TASK INSTRUCTIONS » Go through the entries and copy each one exactly. Leave none out.
--- START ---
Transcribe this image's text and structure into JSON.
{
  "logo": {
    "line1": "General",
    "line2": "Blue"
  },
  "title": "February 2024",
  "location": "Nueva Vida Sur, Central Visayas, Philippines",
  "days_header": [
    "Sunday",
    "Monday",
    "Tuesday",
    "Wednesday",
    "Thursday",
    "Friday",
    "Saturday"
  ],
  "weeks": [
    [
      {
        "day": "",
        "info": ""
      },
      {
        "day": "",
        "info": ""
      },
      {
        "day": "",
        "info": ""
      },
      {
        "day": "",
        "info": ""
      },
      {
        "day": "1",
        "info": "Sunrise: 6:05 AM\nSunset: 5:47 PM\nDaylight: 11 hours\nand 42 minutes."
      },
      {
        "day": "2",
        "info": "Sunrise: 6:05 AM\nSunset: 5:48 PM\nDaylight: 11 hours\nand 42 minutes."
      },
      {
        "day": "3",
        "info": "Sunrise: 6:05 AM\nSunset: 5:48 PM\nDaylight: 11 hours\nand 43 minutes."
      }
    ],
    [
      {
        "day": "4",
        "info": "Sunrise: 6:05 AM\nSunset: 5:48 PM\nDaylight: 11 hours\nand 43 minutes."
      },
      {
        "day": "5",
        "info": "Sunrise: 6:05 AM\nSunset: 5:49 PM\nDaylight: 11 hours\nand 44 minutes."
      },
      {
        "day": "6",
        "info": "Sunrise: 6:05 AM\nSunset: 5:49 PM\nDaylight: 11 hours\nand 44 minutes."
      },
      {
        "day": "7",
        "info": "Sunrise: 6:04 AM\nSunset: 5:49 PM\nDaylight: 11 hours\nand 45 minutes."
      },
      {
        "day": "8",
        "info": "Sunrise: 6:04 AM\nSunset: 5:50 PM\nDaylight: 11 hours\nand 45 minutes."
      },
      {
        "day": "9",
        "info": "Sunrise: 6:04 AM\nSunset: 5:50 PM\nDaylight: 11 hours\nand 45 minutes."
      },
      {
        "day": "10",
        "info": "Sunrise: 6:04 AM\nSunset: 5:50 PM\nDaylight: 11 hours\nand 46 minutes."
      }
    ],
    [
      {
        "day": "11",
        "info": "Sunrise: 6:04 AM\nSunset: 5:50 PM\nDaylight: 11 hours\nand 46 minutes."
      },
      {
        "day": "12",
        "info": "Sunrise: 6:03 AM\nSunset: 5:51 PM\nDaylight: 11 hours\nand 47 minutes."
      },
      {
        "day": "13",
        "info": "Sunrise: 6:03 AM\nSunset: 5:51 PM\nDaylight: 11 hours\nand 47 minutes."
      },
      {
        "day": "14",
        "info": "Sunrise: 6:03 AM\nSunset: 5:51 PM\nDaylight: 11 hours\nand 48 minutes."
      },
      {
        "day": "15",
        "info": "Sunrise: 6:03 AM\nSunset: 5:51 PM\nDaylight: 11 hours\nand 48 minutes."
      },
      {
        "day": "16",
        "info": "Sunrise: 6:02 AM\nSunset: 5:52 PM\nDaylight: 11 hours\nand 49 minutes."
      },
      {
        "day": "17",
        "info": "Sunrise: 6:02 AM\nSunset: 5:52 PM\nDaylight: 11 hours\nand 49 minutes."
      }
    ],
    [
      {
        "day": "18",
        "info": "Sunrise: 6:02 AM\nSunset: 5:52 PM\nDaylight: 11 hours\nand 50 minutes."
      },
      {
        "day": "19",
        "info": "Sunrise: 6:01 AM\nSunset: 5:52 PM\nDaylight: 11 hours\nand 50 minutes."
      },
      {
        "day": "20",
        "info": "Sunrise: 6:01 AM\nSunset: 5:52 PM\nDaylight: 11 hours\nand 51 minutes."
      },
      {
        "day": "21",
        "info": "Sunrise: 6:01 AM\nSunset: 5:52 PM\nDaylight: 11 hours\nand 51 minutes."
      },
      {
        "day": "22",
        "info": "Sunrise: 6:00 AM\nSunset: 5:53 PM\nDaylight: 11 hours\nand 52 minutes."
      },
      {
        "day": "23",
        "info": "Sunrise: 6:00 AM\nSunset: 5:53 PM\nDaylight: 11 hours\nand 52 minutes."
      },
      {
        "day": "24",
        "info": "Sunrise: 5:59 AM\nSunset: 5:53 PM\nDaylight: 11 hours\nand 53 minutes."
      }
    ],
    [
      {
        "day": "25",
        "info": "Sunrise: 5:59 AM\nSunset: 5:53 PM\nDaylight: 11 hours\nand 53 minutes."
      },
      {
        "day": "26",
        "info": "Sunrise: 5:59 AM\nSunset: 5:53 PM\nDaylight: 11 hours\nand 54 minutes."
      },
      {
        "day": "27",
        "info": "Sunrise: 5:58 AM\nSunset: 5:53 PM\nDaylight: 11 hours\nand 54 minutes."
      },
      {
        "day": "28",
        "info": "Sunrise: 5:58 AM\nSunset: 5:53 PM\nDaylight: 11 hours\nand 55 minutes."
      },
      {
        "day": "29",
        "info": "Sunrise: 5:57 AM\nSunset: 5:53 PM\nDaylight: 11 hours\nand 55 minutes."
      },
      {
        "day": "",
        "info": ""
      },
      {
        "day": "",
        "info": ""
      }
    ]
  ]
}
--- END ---
OUTPUT OF THE TASK »
Transcribe this image's text and structure into JSON.
{
  "logo": {
    "line1": "General",
    "line2": "Blue"
  },
  "title": "February 2024",
  "location": "Nueva Vida Sur, Central Visayas, Philippines",
  "days_header": [
    "Sunday",
    "Monday",
    "Tuesday",
    "Wednesday",
    "Thursday",
    "Friday",
    "Saturday"
  ],
  "weeks": [
    [
      {
        "day": "",
        "info": ""
      },
      {
        "day": "",
        "info": ""
      },
      {
        "day": "",
        "info": ""
      },
      {
        "day": "",
        "info": ""
      },
      {
        "day": "1",
        "info": "Sunrise: 6:05 AM\nSunset: 5:47 PM\nDaylight: 11 hours\nand 42 minutes."
      },
      {
        "day": "2",
        "info": "Sunrise: 6:05 AM\nSunset: 5:48 PM\nDaylight: 11 hours\nand 42 minutes."
      },
      {
        "day": "3",
        "info": "Sunrise: 6:05 AM\nSunset: 5:48 PM\nDaylight: 11 hours\nand 43 minutes."
      }
    ],
    [
      {
        "day": "4",
        "info": "Sunrise: 6:05 AM\nSunset: 5:48 PM\nDaylight: 11 hours\nand 43 minutes."
      },
      {
        "day": "5",
        "info": "Sunrise: 6:05 AM\nSunset: 5:49 PM\nDaylight: 11 hours\nand 44 minutes."
      },
      {
        "day": "6",
        "info": "Sunrise: 6:05 AM\nSunset: 5:49 PM\nDaylight: 11 hours\nand 44 minutes."
      },
      {
        "day": "7",
        "info": "Sunrise: 6:04 AM\nSunset: 5:49 PM\nDaylight: 11 hours\nand 45 minutes."
      },
      {
        "day": "8",
        "info": "Sunrise: 6:04 AM\nSunset: 5:50 PM\nDaylight: 11 hours\nand 45 minutes."
      },
      {
        "day": "9",
        "info": "Sunrise: 6:04 AM\nSunset: 5:50 PM\nDaylight: 11 hours\nand 45 minutes."
      },
      {
        "day": "10",
        "info": "Sunrise: 6:04 AM\nSunset: 5:50 PM\nDaylight: 11 hours\nand 46 minutes."
      }
    ],
    [
      {
        "day": "11",
        "info": "Sunrise: 6:04 AM\nSunset: 5:50 PM\nDaylight: 11 hours\nand 46 minutes."
      },
      {
        "day": "12",
        "info": "Sunrise: 6:03 AM\nSunset: 5:51 PM\nDaylight: 11 hours\nand 47 minutes."
      },
      {
        "day": "13",
        "info": "Sunrise: 6:03 AM\nSunset: 5:51 PM\nDaylight: 11 hours\nand 47 minutes."
      },
      {
        "day": "14",
        "info": "Sunrise: 6:03 AM\nSunset: 5:51 PM\nDaylight: 11 hours\nand 48 minutes."
      },
      {
        "day": "15",
        "info": "Sunrise: 6:03 AM\nSunset: 5:51 PM\nDaylight: 11 hours\nand 48 minutes."
      },
      {
        "day": "16",
        "info": "Sunrise: 6:02 AM\nSunset: 5:52 PM\nDaylight: 11 hours\nand 49 minutes."
      },
      {
        "day": "17",
        "info": "Sunrise: 6:02 AM\nSunset: 5:52 PM\nDaylight: 11 hours\nand 49 minutes."
      }
    ],
    [
      {
        "day": "18",
        "info": "Sunrise: 6:02 AM\nSunset: 5:52 PM\nDaylight: 11 hours\nand 50 minutes."
      },
      {
        "day": "19",
        "info": "Sunrise: 6:01 AM\nSunset: 5:52 PM\nDaylight: 11 hours\nand 50 minutes."
      },
      {
        "day": "20",
        "info": "Sunrise: 6:01 AM\nSunset: 5:52 PM\nDaylight: 11 hours\nand 51 minutes."
      },
      {
        "day": "21",
        "info": "Sunrise: 6:01 AM\nSunset: 5:52 PM\nDaylight: 11 hours\nand 51 minutes."
      },
      {
        "day": "22",
        "info": "Sunrise: 6:00 AM\nSunset: 5:53 PM\nDaylight: 11 hours\nand 52 minutes."
      },
      {
        "day": "23",
        "info": "Sunrise: 6:00 AM\nSunset: 5:53 PM\nDaylight: 11 hours\nand 52 minutes."
      },
      {
        "day": "24",
        "info": "Sunrise: 5:59 AM\nSunset: 5:53 PM\nDaylight: 11 hours\nand 53 minutes."
      }
    ],
    [
      {
        "day": "25",
        "info": "Sunrise: 5:59 AM\nSunset: 5:53 PM\nDaylight: 11 hours\nand 53 minutes."
      },
      {
        "day": "26",
        "info": "Sunrise: 5:59 AM\nSunset: 5:53 PM\nDaylight: 11 hours\nand 54 minutes."
      },
      {
        "day": "27",
        "info": "Sunrise: 5:58 AM\nSunset: 5:53 PM\nDaylight: 11 hours\nand 54 minutes."
      },
      {
        "day": "28",
        "info": "Sunrise: 5:58 AM\nSunset: 5:53 PM\nDaylight: 11 hours\nand 55 minutes."
      },
      {
        "day": "29",
        "info": "Sunrise: 5:57 AM\nSunset: 5:53 PM\nDaylight: 11 hours\nand 55 minutes."
      },
      {
        "day": "",
        "info": ""
      },
      {
        "day": "",
        "info": ""
      }
    ]
  ]
}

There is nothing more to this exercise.